"All I was thinking was, 'Don't break your hand, Pav,'" Babcock said.
When the fight first started, Babcock wasn't overly concerned.
"Pav is so strong," Babcock said. "He's a hard guy, he's not backing down from anyone, but I just figured he might hold on. He would be fine. Then he started to have some fun. Then he started to throw some punches. That's when I started holding my breath."
Once Datsyuk was safely in the penalty box, after having done a more than credible job in the fight with Perry, Babcock noted the fans in Joe Louis Arena showed their appreciation for Datsyuk's foray into fisticuffs by chanting his name.

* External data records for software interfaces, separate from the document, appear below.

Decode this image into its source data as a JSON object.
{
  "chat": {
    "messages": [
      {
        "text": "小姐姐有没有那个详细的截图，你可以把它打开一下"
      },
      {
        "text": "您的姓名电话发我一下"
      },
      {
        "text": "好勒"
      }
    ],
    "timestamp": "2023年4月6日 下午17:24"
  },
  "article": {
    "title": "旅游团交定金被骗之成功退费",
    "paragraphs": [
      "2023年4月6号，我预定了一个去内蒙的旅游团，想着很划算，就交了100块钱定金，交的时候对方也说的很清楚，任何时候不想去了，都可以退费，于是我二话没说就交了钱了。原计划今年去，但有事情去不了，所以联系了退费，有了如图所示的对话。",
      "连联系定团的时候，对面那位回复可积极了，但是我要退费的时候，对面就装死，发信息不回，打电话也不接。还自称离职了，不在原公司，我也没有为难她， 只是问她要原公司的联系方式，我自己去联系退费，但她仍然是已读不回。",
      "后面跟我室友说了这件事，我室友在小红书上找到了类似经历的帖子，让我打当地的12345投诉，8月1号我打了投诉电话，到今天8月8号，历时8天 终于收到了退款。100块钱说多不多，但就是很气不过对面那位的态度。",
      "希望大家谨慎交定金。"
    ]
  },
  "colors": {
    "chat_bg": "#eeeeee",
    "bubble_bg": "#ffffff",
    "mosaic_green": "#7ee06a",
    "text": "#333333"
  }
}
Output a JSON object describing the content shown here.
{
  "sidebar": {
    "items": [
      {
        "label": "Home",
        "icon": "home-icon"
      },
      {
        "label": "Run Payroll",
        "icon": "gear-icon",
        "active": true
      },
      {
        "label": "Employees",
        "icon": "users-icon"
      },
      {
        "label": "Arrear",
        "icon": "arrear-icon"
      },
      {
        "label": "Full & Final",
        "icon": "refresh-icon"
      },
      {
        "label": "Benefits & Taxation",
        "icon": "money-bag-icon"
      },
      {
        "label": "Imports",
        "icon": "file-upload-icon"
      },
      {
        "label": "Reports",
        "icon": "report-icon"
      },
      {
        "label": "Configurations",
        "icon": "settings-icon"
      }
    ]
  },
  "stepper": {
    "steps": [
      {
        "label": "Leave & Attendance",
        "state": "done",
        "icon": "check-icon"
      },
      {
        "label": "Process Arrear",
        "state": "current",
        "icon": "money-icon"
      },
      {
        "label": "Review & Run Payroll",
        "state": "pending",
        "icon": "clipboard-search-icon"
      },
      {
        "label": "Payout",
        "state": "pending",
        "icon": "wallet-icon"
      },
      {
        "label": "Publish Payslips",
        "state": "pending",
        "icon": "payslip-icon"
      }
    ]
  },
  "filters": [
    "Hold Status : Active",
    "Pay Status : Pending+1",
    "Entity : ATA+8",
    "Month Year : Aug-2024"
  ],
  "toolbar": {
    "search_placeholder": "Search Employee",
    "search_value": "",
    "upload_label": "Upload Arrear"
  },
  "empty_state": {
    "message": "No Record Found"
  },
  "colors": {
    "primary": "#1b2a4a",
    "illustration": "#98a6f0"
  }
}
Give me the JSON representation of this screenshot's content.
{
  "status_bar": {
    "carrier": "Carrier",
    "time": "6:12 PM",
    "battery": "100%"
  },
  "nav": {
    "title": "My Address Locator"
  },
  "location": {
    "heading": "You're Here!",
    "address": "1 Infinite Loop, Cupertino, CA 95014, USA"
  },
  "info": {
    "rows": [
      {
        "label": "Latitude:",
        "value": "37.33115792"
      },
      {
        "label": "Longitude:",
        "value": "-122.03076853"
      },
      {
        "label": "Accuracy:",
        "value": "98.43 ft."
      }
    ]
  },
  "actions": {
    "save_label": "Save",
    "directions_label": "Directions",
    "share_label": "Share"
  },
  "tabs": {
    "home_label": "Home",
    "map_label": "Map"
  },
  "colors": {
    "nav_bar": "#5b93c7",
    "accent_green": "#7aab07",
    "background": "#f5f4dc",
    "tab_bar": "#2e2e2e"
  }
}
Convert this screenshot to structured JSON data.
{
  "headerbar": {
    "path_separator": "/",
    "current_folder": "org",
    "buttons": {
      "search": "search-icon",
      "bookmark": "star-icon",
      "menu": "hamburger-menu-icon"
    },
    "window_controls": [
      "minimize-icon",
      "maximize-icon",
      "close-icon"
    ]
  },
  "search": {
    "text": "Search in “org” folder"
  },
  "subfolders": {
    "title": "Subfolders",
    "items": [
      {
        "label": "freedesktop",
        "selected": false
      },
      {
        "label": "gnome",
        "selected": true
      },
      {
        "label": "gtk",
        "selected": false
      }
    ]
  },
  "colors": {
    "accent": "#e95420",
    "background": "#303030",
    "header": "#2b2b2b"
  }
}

Loudly and with gusto.
"I've been in Detroit, what, six years?" he said. "The only time I've heard a (Red Wing) player's name chanted like that is Ozzie (netminder Chris Osgood) a lot of times after a big save and once with Stevie Y(zerman) when he was jumping over the boards to take a shootout shot against Nashville, so that tells you something right there. It was really something."
And it goes without saying Babcock is thrilled Datsyuk emerged unscathed, although the Red Wing coach has some pretty good job security now regardless of who gets injured.
The Red Wings announced today Babcock has signed a four-year extension, above and beyond this season, the last on Babcock's old contract. The best guesstimates are that Babcock's deal is worth around $2M per year -- there is no salary disclosure for coaches -- and it likely makes him, along with Chicago coach Joel Quenneville, who was recently extended by the Blackhawks, as the highest paid coaches in the NHL.
Before committing to the extension, Babcock talked to the other NHL coaches with tremendous tenure in one city -- Lindy Ruff in Buffalo and Barry Trotz in Nashville. Babcock wanted to get a feel from them for how they felt about staying in one place for so long, the challenges of keeping things fresh and making sure the players don't get tired of hearing the same voice or that if they do, how to keep things moving forward.
Babcock had no real desire to leave Detroit, especially since it's arguably the finest organization in the entire NHL and his kids are at the age where the last thing they want to do right now is pull up stakes and move. But he's also got a lot of pride and doesn't just want to be one of the coaches with the most tenure in one city, he wants to be the best.
Signing the extension in Detroit will give him a chance to do all that and then some.